**Brief**:
Go through the records below and return each line that has "title" in it.

▼

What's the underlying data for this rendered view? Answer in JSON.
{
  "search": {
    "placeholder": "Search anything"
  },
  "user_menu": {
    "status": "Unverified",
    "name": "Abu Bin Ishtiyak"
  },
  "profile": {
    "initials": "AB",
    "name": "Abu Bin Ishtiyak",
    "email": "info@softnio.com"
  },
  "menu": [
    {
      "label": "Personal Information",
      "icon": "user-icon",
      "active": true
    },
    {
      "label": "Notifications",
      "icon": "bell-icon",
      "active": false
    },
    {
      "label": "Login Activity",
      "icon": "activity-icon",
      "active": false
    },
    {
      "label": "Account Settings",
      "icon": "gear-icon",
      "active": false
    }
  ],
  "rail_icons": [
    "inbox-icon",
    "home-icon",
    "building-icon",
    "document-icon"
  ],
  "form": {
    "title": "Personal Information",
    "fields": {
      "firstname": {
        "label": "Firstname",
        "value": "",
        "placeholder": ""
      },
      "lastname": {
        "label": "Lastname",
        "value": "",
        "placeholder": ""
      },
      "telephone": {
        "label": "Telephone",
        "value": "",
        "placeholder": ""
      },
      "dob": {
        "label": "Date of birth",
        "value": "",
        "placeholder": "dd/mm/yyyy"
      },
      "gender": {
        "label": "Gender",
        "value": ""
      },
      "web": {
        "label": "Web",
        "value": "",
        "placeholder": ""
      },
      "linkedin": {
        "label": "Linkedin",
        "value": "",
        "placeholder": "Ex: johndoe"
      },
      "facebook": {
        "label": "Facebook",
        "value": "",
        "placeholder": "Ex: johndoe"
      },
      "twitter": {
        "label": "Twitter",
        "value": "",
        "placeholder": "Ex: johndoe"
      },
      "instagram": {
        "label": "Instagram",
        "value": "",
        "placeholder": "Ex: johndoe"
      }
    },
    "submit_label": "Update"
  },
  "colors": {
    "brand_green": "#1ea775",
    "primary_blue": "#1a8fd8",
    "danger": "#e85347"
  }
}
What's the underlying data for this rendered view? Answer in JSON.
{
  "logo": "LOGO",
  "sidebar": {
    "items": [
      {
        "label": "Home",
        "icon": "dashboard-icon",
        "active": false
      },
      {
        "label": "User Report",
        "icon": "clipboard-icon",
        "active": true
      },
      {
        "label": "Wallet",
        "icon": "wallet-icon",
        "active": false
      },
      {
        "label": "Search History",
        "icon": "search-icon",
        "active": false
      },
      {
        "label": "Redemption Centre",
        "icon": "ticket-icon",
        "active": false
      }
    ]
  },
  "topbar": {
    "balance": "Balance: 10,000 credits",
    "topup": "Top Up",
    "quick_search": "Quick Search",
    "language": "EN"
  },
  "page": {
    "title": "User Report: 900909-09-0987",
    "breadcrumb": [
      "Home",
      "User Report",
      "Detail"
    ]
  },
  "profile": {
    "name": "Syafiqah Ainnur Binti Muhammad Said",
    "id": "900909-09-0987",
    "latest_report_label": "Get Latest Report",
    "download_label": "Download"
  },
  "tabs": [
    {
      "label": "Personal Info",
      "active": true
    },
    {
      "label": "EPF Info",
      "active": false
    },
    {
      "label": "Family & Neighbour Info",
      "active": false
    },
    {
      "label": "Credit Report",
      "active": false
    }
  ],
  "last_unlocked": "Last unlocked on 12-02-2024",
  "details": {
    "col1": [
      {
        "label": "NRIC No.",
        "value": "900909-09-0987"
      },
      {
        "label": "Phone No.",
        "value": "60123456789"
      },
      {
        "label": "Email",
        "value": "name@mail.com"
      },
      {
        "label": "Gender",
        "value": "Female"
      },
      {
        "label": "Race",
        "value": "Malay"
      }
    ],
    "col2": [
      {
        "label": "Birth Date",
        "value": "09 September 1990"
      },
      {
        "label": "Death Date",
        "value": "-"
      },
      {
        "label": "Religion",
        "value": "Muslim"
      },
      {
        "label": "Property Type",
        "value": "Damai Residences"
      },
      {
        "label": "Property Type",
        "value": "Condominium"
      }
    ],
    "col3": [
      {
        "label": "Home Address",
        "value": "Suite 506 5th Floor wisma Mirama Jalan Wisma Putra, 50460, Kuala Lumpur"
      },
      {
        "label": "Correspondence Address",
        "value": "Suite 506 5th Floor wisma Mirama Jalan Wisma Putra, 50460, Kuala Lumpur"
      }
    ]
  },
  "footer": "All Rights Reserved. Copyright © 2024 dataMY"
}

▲

**Answer to this exercise**:
    "title": "Personal Information",
    "title": "User Report: 900909-09-0987",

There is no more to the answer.